## Goal of the exercise
Using the data below, copy out all lines with the word "diff".

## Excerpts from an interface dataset
>>>

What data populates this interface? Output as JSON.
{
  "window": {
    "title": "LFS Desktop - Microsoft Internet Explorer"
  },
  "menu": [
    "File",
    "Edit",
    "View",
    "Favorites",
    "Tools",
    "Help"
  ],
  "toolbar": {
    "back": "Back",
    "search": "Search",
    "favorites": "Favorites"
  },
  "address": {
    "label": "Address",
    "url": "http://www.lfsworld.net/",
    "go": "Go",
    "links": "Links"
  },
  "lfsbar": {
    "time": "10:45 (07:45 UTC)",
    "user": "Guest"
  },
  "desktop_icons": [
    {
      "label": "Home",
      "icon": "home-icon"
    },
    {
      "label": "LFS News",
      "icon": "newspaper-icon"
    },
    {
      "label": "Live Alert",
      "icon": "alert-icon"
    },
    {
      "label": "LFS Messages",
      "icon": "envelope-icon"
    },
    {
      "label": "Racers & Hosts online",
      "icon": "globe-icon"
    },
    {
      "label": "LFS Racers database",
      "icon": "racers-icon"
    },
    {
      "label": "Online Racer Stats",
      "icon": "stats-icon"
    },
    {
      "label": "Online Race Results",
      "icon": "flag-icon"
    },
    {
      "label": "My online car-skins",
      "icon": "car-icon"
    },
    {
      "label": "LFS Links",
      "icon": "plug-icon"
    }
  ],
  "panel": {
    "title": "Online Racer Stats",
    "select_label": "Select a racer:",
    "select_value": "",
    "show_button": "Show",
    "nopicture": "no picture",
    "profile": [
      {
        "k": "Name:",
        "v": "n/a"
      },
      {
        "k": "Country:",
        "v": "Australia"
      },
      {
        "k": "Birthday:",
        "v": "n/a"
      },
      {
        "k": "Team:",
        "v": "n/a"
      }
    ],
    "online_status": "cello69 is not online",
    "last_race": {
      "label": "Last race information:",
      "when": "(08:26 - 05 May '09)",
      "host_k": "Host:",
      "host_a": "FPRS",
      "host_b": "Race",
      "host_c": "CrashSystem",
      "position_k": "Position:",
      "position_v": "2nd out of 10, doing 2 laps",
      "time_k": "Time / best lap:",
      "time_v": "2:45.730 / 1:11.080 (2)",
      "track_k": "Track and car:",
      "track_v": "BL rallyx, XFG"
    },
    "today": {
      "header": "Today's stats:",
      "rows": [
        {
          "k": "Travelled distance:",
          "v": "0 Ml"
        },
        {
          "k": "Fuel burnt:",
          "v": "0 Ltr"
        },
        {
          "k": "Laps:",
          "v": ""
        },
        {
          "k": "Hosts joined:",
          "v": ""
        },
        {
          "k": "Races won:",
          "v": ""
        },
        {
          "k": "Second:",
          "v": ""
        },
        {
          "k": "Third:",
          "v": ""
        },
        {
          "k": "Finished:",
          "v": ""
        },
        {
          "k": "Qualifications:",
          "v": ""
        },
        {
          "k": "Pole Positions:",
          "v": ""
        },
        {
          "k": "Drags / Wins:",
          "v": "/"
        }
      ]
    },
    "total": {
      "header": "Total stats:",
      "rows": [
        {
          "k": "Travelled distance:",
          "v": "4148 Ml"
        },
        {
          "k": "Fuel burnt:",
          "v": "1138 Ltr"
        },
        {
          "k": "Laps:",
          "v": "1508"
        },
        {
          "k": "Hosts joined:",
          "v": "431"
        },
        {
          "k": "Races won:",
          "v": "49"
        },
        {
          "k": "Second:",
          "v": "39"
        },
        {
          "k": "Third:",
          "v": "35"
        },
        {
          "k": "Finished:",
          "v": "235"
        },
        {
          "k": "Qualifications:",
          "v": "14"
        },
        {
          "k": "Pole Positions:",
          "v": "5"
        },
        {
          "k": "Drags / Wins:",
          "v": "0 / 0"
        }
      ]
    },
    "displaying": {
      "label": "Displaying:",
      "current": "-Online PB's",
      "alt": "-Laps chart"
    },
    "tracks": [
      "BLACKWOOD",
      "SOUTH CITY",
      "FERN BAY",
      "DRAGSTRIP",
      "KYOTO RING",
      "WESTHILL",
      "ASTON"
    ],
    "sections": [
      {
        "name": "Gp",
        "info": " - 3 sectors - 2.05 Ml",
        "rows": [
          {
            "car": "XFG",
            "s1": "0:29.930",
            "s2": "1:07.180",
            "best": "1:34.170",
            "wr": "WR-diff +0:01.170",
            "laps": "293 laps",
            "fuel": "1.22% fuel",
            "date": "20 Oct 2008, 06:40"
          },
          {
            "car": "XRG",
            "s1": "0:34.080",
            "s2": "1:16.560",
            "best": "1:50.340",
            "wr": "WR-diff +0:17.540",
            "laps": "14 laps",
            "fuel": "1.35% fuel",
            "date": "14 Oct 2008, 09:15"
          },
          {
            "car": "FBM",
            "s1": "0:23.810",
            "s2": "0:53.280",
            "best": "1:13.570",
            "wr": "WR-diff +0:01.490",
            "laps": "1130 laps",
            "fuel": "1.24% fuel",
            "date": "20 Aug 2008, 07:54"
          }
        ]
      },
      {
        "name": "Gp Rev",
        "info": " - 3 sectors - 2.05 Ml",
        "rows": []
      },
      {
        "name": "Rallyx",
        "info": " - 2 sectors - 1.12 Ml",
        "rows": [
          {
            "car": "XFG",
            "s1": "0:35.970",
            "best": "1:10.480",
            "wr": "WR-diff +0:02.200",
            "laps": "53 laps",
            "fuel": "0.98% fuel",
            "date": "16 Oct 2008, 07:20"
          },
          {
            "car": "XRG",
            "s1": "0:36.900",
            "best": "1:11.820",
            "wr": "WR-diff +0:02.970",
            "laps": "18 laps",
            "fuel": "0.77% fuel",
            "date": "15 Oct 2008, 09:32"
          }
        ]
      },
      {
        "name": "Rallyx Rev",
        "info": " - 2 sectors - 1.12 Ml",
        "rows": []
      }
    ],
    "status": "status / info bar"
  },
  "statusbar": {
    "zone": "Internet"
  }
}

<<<

## Result of the exercise
            "wr": "WR-diff +0:01.170",
            "wr": "WR-diff +0:17.540",
            "wr": "WR-diff +0:01.490",
            "wr": "WR-diff +0:02.200",
            "wr": "WR-diff +0:02.970",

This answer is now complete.